Officials of DEA's Intelligence Division provided an overview of two programs designed primarily to detect trends in the supply of heroin in the United States--the Heroin Signature Program (HSP) and the Domestic Monitor Program (DMP). HSP provides data on heroin wholesale trafficking and distribution patterns, based on 600-900 samples annually. The samples are taken from port of entry seizures as well as randomly selected DEA seizures and purchases. DEA chemists associate the HSP samples with a heroin production process or "signature" that is indicative of a particular geographic area. The analyses provide insight into the routes and methods used to smuggle heroin into the United States.

DMP collects and analyzes data on the purity, price, and origin of retail-level heroin in 23 metropolitan areas. Undercover purchases of heroin are made quarterly (without arrests) at the retail level and are then analyzed to determine purity and the geographic source of the heroin. DMP data for 2000 show that the average price of retail heroin per milligram pure in the United States was $0.77, and the average purity was 37.2 percent. Heroin prices have continued to drop since the early 1990s, while purity has increased. The price and purity in 2000 is in stark contrast to 1980, when heroin per milligram pure sold for $3.90 and the purity level was only 3.6 percent.

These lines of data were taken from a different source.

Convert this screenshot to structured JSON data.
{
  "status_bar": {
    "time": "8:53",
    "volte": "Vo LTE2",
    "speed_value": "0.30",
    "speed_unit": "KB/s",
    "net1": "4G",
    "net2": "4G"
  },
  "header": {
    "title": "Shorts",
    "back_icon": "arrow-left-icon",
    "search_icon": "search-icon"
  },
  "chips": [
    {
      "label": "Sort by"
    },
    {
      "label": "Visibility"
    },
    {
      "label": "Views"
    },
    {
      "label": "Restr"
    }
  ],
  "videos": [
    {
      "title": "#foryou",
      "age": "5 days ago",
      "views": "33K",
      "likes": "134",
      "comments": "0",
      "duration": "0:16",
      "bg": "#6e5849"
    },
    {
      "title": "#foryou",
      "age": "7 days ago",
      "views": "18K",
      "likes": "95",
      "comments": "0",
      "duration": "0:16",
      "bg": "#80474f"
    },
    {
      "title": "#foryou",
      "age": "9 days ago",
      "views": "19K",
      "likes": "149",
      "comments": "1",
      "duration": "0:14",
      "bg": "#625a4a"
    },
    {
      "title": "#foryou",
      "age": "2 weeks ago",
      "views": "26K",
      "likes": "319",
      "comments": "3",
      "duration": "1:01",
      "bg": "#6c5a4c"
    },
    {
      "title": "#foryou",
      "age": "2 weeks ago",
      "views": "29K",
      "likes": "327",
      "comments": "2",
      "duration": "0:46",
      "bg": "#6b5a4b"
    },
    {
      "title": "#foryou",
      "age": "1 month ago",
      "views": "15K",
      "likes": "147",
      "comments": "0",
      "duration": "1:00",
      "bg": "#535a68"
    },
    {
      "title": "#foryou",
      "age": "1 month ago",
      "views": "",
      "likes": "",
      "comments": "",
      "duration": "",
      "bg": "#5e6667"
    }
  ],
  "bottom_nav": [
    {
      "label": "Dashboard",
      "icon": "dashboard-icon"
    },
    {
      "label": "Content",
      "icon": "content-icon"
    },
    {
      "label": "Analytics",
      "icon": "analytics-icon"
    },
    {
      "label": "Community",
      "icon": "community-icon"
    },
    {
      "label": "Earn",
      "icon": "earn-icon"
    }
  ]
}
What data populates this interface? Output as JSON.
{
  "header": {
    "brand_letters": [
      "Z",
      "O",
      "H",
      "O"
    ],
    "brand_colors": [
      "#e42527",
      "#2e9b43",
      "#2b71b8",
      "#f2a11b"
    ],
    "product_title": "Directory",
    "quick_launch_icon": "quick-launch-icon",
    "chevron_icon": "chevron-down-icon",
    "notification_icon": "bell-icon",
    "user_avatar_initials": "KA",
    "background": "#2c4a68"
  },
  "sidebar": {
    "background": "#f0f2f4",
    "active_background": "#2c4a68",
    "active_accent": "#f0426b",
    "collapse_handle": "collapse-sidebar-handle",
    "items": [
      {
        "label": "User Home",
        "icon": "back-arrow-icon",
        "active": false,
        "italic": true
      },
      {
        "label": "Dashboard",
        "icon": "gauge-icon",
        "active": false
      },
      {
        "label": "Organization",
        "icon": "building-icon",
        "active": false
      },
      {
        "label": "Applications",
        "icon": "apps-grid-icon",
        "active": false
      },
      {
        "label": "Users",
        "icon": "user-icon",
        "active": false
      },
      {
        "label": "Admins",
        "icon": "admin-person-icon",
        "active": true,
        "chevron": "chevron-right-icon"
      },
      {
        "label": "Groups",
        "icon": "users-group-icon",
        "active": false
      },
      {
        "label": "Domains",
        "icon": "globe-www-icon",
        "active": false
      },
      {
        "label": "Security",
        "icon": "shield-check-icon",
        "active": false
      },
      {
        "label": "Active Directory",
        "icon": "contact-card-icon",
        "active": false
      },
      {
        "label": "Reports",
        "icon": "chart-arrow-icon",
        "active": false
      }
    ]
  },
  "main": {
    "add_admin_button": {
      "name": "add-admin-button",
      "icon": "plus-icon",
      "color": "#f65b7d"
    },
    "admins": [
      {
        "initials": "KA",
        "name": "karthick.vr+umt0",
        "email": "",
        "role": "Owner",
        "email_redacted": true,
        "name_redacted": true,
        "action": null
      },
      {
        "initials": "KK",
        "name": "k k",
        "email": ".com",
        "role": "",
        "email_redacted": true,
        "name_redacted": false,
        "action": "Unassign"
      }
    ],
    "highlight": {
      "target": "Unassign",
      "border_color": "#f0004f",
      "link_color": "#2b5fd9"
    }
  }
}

The DEA officials also noted that there is concern that Mexican traffickers may be attempting to produce white powder heroin.


Panel on the Impact of the Terrorist Attacks on Drug Abuse

Officials of DEA's Intelligence Division provided an overview of two programs designed primarily to detect trends in the supply of heroin in the United States--the Heroin Signature Program (HSP) and the Domestic Monitor Program (DMP). HSP provides data on heroin wholesale trafficking and distribution patterns, based on 600-900 samples annually. The samples are taken from port of entry seizures as well as randomly selected DEA seizures and purchases. DEA chemists associate the HSP samples with a heroin production process or "signature" that is indicative of a particular geographic area. The analyses provide insight into the routes and methods used to smuggle heroin into the United States.

DMP collects and analyzes data on the purity, price, and origin of retail-level heroin in 23 metropolitan areas. Undercover purchases of heroin are made quarterly (without arrests) at the retail level and are then analyzed to determine purity and the geographic source of the heroin. DMP data for 2000 show that the average price of retail heroin per milligram pure in the United States was $0.77, and the average purity was 37.2 percent. Heroin prices have continued to drop since the early 1990s, while purity has increased. The price and purity in 2000 is in stark contrast to 1980, when heroin per milligram pure sold for $3.90 and the purity level was only 3.6 percent.

The DEA officials also noted that there is concern that Mexican traffickers may be attempting to produce white powder heroin.





Archive Home | Accessibility | Privacy | FOIA (NIH) | Current NIDA Home Page
National Institutes of Health logo_Department of Health and Human Services Logo The National Institute on Drug Abuse (NIDA) is part of the National Institutes of Health (NIH) , a component of the U.S. Department of Health and Human Services. Questions? See our Contact Information. . The U.S. government's official web portal